(2) The purpose of this chapter is to build upon existing statewide Puget Sound, coastal, and Columbia river efforts. When resources become available, the state intends to augment the marine spatial component of existing plans and to improve the coordination among state agencies in the development and implementation of marine management plans.
(3) It is also the purpose of this chapter to establish policies to guide state agencies and local governments when exercising jurisdiction over proposed uses and activities in these waters. Specifically, in conducting marine spatial planning, and in augmenting existing marine management plans with marine spatial planning components, the state must:
(a) Continue to recognize the rights of native American tribes regarding marine natural resources;
(b) Base all planning on best available science. This includes identifying gaps in existing information, recommend a strategy for acquiring science needed to strengthen marine spatial plans, and create a process to adjust plans once additional scientific information is available;
(c) Coordinate with all stakeholders, including marine resources committees and nongovernmental organizations, that are significantly involved in the collection of scientific information, ecosystem protection and restoration, or other activities related to marine spatial planning;
(d) Recognize that marine ecosystems span tribal, state, and international boundaries and that planning has to be coordinated with all entities with jurisdiction or authority in order to be effective;
(e) Establish or further promote an ecosystem-based management approach including linking marine spatial plans to adjacent nearshore and upland spatial or ecosystem-based plans;
(f) Ensure that all marine spatial plans are linked to measurable environmental outcomes;
(g) Establish a performance management system to monitor implementation of any new marine spatial plan;
(h) Establish an ocean stewardship policy that takes into account the existing natural, social, cultural, historic, and economic uses;
(i) Recognize that commercial, tribal, and recreational fisheries, and shellfish aquaculture are an integral part of our state's culture and contribute substantial economic benefits;
(j) Value biodiversity and ecosystem health, and protect special, sensitive, or unique estuarine and marine life and habitats, including important spawning, rearing, and migration areas for finfish, marine mammals, and productive shellfish habitats;
(k) Integrate this planning with existing plans and ongoing planning in the same marine waters and provide additional mechanisms for improving coordination and aligning management;
(l) Promote recovery of listed species under state and federal endangered species acts plans pursuant to those plans; and

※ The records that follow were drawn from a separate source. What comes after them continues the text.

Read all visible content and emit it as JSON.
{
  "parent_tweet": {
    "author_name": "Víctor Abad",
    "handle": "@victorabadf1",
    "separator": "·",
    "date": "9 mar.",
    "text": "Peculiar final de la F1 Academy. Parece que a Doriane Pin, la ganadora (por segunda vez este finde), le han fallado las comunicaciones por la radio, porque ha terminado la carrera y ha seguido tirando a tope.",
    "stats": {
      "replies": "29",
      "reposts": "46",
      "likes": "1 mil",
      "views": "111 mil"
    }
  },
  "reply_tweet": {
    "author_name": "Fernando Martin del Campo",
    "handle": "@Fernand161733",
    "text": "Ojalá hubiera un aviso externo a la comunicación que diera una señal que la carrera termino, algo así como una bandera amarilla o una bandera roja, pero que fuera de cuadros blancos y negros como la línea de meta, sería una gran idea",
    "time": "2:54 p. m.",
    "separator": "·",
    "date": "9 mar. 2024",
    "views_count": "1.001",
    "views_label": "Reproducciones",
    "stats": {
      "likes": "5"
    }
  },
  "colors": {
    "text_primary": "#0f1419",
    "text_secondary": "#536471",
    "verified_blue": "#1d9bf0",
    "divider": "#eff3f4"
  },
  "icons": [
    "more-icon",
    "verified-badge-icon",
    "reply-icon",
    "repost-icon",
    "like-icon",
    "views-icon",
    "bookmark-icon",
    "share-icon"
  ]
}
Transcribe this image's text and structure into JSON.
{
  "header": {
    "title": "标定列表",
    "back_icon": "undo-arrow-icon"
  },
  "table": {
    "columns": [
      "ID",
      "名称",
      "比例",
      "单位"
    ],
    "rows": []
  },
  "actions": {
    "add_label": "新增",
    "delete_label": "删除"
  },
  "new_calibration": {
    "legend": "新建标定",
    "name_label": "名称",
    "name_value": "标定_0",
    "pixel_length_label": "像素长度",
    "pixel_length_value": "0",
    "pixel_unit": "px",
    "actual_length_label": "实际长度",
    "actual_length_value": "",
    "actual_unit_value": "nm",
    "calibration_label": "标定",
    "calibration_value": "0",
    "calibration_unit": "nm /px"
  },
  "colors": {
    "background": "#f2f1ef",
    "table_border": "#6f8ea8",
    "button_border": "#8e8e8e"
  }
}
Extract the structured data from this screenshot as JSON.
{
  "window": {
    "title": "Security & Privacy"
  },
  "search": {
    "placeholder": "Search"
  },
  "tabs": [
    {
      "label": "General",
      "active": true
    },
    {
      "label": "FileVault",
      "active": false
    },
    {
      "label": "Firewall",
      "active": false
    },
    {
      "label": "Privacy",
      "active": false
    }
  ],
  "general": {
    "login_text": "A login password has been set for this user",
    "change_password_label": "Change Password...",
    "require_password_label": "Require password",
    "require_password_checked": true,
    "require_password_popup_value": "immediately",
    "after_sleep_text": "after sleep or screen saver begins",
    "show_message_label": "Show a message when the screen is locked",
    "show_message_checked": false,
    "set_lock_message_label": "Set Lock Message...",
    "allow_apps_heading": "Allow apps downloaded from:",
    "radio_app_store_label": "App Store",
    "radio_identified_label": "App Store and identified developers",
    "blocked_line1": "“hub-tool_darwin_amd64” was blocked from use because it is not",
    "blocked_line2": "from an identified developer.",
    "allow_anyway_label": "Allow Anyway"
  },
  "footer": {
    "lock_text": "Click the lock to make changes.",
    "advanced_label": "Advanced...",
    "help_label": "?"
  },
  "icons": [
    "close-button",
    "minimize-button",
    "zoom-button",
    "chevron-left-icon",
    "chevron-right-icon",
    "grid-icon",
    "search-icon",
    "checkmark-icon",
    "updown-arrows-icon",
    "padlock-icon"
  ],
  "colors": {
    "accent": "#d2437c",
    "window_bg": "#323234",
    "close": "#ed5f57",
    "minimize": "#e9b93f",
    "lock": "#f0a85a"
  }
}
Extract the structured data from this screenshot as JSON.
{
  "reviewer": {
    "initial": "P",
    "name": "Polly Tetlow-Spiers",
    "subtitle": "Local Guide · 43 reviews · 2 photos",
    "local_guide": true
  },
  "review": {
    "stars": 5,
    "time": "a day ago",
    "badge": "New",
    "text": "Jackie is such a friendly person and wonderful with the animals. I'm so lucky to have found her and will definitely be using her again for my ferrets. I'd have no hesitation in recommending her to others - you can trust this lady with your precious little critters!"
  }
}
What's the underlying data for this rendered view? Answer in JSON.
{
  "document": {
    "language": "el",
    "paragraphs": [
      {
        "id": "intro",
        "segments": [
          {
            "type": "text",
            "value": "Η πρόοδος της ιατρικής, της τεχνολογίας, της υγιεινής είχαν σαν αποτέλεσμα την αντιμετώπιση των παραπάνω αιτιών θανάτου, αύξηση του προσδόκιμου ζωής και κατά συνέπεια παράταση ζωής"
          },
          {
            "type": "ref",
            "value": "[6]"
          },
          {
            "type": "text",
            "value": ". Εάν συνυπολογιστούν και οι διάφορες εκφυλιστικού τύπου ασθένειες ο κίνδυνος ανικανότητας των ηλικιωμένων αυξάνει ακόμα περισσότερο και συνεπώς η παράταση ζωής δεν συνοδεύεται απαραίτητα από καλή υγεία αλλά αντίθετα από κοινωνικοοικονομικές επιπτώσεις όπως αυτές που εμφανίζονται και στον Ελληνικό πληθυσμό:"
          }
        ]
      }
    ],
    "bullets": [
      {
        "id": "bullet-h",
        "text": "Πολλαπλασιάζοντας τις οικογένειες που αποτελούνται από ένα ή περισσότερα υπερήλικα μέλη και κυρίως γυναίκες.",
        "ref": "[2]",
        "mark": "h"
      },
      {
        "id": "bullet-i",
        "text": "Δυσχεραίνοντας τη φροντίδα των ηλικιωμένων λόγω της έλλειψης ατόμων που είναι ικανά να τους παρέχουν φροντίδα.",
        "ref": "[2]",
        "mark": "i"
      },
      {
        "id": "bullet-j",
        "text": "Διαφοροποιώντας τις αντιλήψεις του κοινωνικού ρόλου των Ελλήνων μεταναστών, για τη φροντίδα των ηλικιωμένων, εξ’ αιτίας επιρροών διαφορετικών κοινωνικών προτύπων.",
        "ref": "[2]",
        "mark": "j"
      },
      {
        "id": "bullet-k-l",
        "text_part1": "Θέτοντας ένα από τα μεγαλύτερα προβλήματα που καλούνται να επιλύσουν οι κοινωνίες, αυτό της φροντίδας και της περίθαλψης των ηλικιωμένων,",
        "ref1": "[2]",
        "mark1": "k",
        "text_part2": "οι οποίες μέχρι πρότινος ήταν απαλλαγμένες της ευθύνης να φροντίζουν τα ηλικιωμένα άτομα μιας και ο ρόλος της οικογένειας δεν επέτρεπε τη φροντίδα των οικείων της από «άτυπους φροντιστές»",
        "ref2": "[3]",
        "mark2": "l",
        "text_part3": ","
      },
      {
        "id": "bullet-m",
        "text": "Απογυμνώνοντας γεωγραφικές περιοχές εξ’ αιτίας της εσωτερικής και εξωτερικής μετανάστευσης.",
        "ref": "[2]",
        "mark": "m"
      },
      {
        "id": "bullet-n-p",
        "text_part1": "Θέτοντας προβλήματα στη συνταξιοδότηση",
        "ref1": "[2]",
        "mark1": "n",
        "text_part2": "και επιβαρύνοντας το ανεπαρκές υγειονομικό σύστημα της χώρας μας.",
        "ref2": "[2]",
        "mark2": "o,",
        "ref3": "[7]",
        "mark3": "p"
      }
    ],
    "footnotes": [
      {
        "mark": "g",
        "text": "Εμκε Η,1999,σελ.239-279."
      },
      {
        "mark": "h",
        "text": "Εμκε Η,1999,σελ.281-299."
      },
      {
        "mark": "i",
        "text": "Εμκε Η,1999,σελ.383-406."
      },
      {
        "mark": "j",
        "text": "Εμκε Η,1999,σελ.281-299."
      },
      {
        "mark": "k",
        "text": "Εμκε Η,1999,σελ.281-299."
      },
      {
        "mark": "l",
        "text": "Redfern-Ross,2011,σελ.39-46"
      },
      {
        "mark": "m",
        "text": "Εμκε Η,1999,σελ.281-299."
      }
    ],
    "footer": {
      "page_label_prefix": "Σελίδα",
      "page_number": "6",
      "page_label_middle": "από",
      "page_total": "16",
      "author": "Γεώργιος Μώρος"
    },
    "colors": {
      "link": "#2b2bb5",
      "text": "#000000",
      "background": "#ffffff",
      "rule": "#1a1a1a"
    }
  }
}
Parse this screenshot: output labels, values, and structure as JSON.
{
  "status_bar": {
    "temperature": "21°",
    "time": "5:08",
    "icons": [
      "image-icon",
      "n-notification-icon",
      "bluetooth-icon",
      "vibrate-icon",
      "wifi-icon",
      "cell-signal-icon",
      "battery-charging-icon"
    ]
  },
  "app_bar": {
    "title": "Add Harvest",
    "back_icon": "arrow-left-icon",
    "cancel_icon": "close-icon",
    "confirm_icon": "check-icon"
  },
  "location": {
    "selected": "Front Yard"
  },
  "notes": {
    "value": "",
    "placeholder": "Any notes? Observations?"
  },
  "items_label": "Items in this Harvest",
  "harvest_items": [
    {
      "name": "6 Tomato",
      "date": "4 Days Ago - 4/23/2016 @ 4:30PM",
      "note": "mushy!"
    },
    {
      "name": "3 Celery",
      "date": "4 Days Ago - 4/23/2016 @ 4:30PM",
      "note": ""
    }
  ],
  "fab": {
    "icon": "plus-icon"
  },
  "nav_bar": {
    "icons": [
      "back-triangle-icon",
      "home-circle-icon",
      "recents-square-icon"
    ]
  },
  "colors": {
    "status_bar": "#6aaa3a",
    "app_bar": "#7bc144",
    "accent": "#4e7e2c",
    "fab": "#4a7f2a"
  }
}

(m) Fulfill the state's public trust and tribal treaty trust responsibilities in managing the state's ocean waters in a sustainable manner for current and future generations.
[ 2010 c 145 § 1.]